Write out the whole listing. Leave out nothing.
----- Information supplied -----
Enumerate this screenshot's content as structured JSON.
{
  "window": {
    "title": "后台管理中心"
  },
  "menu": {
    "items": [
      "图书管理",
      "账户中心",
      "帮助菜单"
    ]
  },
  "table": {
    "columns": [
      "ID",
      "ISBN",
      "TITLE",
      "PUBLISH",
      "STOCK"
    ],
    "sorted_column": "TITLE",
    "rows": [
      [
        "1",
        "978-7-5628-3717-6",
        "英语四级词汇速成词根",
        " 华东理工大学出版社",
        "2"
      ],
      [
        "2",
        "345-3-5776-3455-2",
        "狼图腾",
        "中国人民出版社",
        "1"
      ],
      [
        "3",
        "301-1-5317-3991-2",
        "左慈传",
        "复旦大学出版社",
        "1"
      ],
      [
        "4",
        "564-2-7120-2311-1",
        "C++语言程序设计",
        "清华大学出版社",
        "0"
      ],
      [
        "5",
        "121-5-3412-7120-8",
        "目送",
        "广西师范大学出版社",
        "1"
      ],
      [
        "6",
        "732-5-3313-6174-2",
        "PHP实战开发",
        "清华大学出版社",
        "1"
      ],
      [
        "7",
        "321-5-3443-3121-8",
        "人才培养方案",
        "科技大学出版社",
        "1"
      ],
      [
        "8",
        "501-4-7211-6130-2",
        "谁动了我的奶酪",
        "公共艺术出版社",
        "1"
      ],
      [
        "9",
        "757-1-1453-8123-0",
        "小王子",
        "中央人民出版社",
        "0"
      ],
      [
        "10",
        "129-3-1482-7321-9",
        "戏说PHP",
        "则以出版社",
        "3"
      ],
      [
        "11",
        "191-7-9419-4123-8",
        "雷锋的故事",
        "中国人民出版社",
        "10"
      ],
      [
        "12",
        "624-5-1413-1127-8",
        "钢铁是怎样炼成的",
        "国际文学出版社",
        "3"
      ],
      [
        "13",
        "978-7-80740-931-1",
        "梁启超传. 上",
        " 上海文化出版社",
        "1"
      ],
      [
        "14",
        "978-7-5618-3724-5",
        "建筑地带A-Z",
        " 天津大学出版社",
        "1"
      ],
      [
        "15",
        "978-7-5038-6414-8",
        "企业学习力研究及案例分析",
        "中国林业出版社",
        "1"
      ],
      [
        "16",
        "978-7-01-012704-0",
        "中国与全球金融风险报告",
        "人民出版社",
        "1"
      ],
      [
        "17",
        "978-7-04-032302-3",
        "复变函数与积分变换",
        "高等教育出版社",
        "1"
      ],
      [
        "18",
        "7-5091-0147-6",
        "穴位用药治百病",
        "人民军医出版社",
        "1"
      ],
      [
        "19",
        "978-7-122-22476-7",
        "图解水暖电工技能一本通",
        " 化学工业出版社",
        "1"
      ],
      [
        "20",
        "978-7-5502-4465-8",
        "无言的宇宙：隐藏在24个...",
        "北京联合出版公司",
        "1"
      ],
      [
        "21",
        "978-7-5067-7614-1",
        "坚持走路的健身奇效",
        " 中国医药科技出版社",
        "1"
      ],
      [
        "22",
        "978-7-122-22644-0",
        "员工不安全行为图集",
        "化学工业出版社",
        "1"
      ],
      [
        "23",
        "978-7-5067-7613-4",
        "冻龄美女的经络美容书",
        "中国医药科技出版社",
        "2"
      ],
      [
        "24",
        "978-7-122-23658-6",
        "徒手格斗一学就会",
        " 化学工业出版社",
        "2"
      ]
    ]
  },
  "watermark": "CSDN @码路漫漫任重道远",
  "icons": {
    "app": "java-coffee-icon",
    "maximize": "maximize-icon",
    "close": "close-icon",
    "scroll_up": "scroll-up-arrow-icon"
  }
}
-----
=== Written answer ===
Enumerate this screenshot's content as structured JSON.
{
  "window": {
    "title": "后台管理中心"
  },
  "menu": {
    "items": [
      "图书管理",
      "账户中心",
      "帮助菜单"
    ]
  },
  "table": {
    "columns": [
      "ID",
      "ISBN",
      "TITLE",
      "PUBLISH",
      "STOCK"
    ],
    "sorted_column": "TITLE",
    "rows": [
      [
        "1",
        "978-7-5628-3717-6",
        "英语四级词汇速成词根",
        " 华东理工大学出版社",
        "2"
      ],
      [
        "2",
        "345-3-5776-3455-2",
        "狼图腾",
        "中国人民出版社",
        "1"
      ],
      [
        "3",
        "301-1-5317-3991-2",
        "左慈传",
        "复旦大学出版社",
        "1"
      ],
      [
        "4",
        "564-2-7120-2311-1",
        "C++语言程序设计",
        "清华大学出版社",
        "0"
      ],
      [
        "5",
        "121-5-3412-7120-8",
        "目送",
        "广西师范大学出版社",
        "1"
      ],
      [
        "6",
        "732-5-3313-6174-2",
        "PHP实战开发",
        "清华大学出版社",
        "1"
      ],
      [
        "7",
        "321-5-3443-3121-8",
        "人才培养方案",
        "科技大学出版社",
        "1"
      ],
      [
        "8",
        "501-4-7211-6130-2",
        "谁动了我的奶酪",
        "公共艺术出版社",
        "1"
      ],
      [
        "9",
        "757-1-1453-8123-0",
        "小王子",
        "中央人民出版社",
        "0"
      ],
      [
        "10",
        "129-3-1482-7321-9",
        "戏说PHP",
        "则以出版社",
        "3"
      ],
      [
        "11",
        "191-7-9419-4123-8",
        "雷锋的故事",
        "中国人民出版社",
        "10"
      ],
      [
        "12",
        "624-5-1413-1127-8",
        "钢铁是怎样炼成的",
        "国际文学出版社",
        "3"
      ],
      [
        "13",
        "978-7-80740-931-1",
        "梁启超传. 上",
        " 上海文化出版社",
        "1"
      ],
      [
        "14",
        "978-7-5618-3724-5",
        "建筑地带A-Z",
        " 天津大学出版社",
        "1"
      ],
      [
        "15",
        "978-7-5038-6414-8",
        "企业学习力研究及案例分析",
        "中国林业出版社",
        "1"
      ],
      [
        "16",
        "978-7-01-012704-0",
        "中国与全球金融风险报告",
        "人民出版社",
        "1"
      ],
      [
        "17",
        "978-7-04-032302-3",
        "复变函数与积分变换",
        "高等教育出版社",
        "1"
      ],
      [
        "18",
        "7-5091-0147-6",
        "穴位用药治百病",
        "人民军医出版社",
        "1"
      ],
      [
        "19",
        "978-7-122-22476-7",
        "图解水暖电工技能一本通",
        " 化学工业出版社",
        "1"
      ],
      [
        "20",
        "978-7-5502-4465-8",
        "无言的宇宙：隐藏在24个...",
        "北京联合出版公司",
        "1"
      ],
      [
        "21",
        "978-7-5067-7614-1",
        "坚持走路的健身奇效",
        " 中国医药科技出版社",
        "1"
      ],
      [
        "22",
        "978-7-122-22644-0",
        "员工不安全行为图集",
        "化学工业出版社",
        "1"
      ],
      [
        "23",
        "978-7-5067-7613-4",
        "冻龄美女的经络美容书",
        "中国医药科技出版社",
        "2"
      ],
      [
        "24",
        "978-7-122-23658-6",
        "徒手格斗一学就会",
        " 化学工业出版社",
        "2"
      ]
    ]
  },
  "watermark": "CSDN @码路漫漫任重道远",
  "icons": {
    "app": "java-coffee-icon",
    "maximize": "maximize-icon",
    "close": "close-icon",
    "scroll_up": "scroll-up-arrow-icon"
  }
}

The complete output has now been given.